- RusVPN stores some connection logs that could identify users.
- SetupVPN collects extensive logs about your online activity using “site analysis tools” to retrieve information from your browser including the pages you view, the links you click, your IP address, browser type and language, access times, and referring Web site addresses.
- DotVPN logs IP addresses of its users.
- Hola is a peer-to-peer VPN that uses idle bandwidth on other users’ devices instead of its own servers. It has in the past abused its access to user devices to launch botnet attacks.
As you can see, being at the top of Google search results does not mean the VPN is good or trustworthy.
How to install VPNs on Chromebook
Most VPN providers don’t make apps specifically for Chromebook like they do for Windows and Mac. Instead, VPNs must either be manually configured on Chrome, or you must use a browser extension. The latter is certainly the easier option if it’s available.

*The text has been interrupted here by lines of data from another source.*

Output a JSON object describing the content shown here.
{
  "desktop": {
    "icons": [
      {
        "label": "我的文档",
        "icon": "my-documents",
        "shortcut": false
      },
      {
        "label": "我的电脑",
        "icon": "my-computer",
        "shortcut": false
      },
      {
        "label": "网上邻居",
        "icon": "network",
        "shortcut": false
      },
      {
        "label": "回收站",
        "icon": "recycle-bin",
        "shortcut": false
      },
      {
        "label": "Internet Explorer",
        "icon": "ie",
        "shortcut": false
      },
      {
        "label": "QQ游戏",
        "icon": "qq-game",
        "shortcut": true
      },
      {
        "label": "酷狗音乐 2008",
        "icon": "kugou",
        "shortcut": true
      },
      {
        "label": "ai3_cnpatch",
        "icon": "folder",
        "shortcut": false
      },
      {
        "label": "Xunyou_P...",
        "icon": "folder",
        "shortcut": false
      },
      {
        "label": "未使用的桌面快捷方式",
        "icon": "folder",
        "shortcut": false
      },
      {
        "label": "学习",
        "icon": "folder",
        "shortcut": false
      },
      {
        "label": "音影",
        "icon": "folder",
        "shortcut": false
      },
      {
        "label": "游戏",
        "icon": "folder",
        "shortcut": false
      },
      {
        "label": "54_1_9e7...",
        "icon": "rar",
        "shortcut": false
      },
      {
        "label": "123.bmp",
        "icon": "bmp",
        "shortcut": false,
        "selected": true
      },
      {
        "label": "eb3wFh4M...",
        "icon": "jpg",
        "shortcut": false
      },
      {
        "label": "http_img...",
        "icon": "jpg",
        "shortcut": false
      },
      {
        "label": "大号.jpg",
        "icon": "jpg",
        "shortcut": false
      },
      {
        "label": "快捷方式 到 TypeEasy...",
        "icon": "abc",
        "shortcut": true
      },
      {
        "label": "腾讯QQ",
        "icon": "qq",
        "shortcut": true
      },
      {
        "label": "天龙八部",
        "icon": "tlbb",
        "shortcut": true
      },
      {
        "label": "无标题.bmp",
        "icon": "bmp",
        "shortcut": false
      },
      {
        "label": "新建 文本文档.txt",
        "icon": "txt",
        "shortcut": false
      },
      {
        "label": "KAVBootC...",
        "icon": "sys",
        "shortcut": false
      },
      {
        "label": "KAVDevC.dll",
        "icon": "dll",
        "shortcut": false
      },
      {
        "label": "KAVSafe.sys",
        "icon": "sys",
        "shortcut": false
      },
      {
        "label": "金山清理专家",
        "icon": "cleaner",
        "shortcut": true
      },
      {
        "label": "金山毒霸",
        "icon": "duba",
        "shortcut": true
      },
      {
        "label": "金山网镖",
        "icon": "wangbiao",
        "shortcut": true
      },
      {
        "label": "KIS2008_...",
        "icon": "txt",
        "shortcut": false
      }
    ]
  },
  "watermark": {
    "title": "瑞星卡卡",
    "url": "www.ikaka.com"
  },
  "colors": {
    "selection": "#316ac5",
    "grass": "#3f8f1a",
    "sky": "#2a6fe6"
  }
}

If you want to manually configure a VPN, follow these instructions from Google:
- If you haven’t already, sign in to your Chromebook
- Click the status area, where your account picture appears
- Click Settings
- In the “Internet connection” section, click Add connection.
- Click Add OpenVPN / L2TP
- In the box that appears, fill in the information below
- Click Connect
How to prevent WebRTC leaks
Some apps that run inside Chrome require a feature called WebRTC. Those include extensions for torrenting, voice calls, and video chats. WebRTC was built into Chrome and other browsers so that separate plugins wouldn’t have to be installed.
A key way that VPNs protect users’ privacy is by masking their true IP addresses. Unfortunately, WebRTC can expose a device’s original IP address even when the VPN is enabled in what’s known as a WebRTC leak.
To prevent a WebRTC leak in Chrome, you’ll (somewhat ironically) require an extension. A handful are available, but this one is the official release from Google. Once installed, right-click the extension icon and go to Options. Check the box next to “Use my proxy server (if present):” and exit the pop up window to save your settings.
You should now be protected from WebRTC leaks when using a VPN.
Extra features in Chrome VPNs
Some VPNs come with handy extra features built into their Chrome extensions.
ExpressVPN, for example, lets you spoof not only your IP address, but also the location reported by Google’s geo-location API, another method that websites can use to track your whereabouts. It also has a dark mode and will automatically load the more secure HTTPS versions of websites whenever possible.